Hillary Clinton's retraction of her claim that she came under sniper fire while visiting Bosnia in 1996 was one of the main campaign storylines last week. But the controversy over her statements did not resonate as widely as the furor over statements made by Barack Obama's pastor earlier in March. Roughly four-in-ten Americans heard a lot about Clinton's claim that she came under sniper fire, placing this story near the middle of the list of campaign news events this year in terms of overall visibility. By comparison, in Pew's News Interest Index survey a week ago, 51% reported having heard "a lot" about Rev. Wright's sermons.
While Clinton was the number one newsmaker of the week, according to the Project for Excellence in Journalism's Campaign Coverage Index, she continues to lag behind Obama in terms of public visibility. PEJ's analysis of news coverage found that Clinton was featured prominently in 63% of all campaign stories last week, while Barack Obama was featured in 54% and John McCain in just 24% of the stories. Yet when asked which candidate they had heard the most about last week, 53% said Obama, 30% Clinton and 4% McCain. This represents a significant shift from the previous week, when 70% cited Obama as the candidate they had heard the most about, 15% Clinton and 3% McCain.

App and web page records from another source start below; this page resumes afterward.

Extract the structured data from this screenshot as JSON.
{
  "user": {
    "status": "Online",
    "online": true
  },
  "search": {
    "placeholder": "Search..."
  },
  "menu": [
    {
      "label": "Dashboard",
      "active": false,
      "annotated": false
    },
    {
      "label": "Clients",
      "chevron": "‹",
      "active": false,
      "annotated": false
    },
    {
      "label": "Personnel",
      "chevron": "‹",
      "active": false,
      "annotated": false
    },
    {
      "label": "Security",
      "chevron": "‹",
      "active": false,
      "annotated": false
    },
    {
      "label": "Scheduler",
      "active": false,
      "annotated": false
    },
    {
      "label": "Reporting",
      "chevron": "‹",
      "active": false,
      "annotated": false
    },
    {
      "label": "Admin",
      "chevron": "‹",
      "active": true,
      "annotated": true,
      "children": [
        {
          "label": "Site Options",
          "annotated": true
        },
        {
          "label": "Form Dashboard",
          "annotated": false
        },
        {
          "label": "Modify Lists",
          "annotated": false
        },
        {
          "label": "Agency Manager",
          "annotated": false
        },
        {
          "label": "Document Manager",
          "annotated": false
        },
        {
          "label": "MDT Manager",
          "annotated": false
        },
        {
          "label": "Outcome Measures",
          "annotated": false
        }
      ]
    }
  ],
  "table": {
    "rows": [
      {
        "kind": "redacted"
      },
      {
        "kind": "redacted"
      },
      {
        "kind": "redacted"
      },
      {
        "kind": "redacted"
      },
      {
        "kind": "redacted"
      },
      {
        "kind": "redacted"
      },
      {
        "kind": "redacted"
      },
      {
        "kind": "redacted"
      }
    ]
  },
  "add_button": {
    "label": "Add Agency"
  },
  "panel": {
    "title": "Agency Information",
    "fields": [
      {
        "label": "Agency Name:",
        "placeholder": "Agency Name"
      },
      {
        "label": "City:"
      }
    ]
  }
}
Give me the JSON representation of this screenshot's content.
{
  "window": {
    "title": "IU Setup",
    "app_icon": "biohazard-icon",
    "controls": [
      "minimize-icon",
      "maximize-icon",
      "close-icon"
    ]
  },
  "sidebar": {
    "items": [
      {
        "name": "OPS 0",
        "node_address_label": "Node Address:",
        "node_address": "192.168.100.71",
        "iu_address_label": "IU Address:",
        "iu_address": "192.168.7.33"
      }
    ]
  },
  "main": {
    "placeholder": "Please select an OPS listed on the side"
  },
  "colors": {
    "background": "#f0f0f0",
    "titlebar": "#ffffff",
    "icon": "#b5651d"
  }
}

Read the full report Clinton Controversy Heavily Covered but Obama Maintains Visibility Edge on the Pew Research Center for the People and the Press Web site.